The leader in this effort is the blog, All Spin Zone (the kind of blog where the Bush Administration is called “the regime”). In an entry from January 8 entitled, When the media gags itself, Richard Blair leaps to the conclusion that the photos are evidence of a My Lai-style massacre and wants them published now. He gave the e-mail and phone number of the Washington Post ombudsman, Deborah Howell, so that the Moonbats could shriek their demands at her.

The Washington Post responded today in a piece by the ombudsman, Covering Death, Here and in Iraq. Ms. Howell writes:

Scores of readers wrote — probably driven by a blogger — to ask that The Post run more photos from Haditha, the city where several Marines are accused of having killed civilians, many of them women and children. Military reporter Josh White obtained Naval Criminal Investigative Service reports, as yet unreleased, so The Post alone has the photos.

Tim Collier of Gardiner, Maine, wrote: “A newspaper is more than just a vehicle for entertainment and commerce. Its highest purpose is news: to inform on important issues of the day. There are iconic photos from previous wars, such as the shot of the Vietnamese police commander executing the captured VC guerrilla in Saigon during the Tet offensive, that are widely recognized as making a major contribution to public discourse simply by virtue of their publication.”

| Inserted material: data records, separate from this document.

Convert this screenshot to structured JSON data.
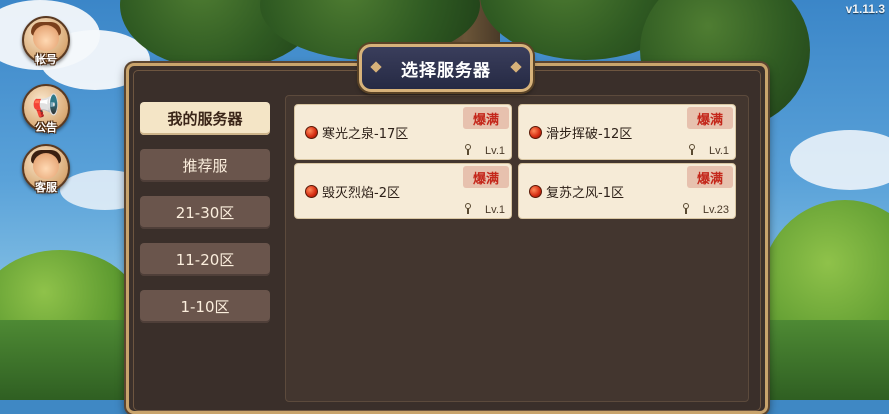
{
  "version": "v1.11.3",
  "side_buttons": [
    {
      "label": "帐号",
      "icon": "account-avatar-icon"
    },
    {
      "label": "公告",
      "icon": "megaphone-icon"
    },
    {
      "label": "客服",
      "icon": "support-avatar-icon"
    }
  ],
  "dialog": {
    "title": "选择服务器"
  },
  "tabs": [
    {
      "label": "我的服务器",
      "active": true
    },
    {
      "label": "推荐服",
      "active": false
    },
    {
      "label": "21-30区",
      "active": false
    },
    {
      "label": "11-20区",
      "active": false
    },
    {
      "label": "1-10区",
      "active": false
    }
  ],
  "servers": [
    {
      "name": "寒光之泉-17区",
      "badge": "爆满",
      "level": "Lv.1"
    },
    {
      "name": "滑步挥破-12区",
      "badge": "爆满",
      "level": "Lv.1"
    },
    {
      "name": "毁灭烈焰-2区",
      "badge": "爆满",
      "level": "Lv.1"
    },
    {
      "name": "复苏之风-1区",
      "badge": "爆满",
      "level": "Lv.23"
    }
  ],
  "colors": {
    "status_full": "#d42a10",
    "badge_text": "#c4271b",
    "active_tab": "#f4e5c6",
    "panel": "#3b302b",
    "frame_gold": "#c9a46c"
  }
}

Two other pictures were mentioned frequently — one of a little girl running from napalm and the picture of the dead after the My Lai massacre. The Post ran versions of all on Page 1.

Five Haditha photos were published, the most newsworthy a Jan. 6 Page 1 photo of dead bodies near a taxi, showing that the victims did not appear to have been fleeing, as some claimed.

Photos of the bodies of accident or crime victims are not run — unless “there is a clear journalistic purpose” — out of concern for the “dignity of the deceased,” Downie said. The rest of the photos did not meet that criteria, he said. I viewed those photos and agree with him. They were not iconic photos. They were just gruesome and sad.

The photographs will be introduced as evidence at the courts martial of the Haditha Marines. In the meantime, the leaker still has copies. How long will it take for them to be displayed at an anti-war rally near you?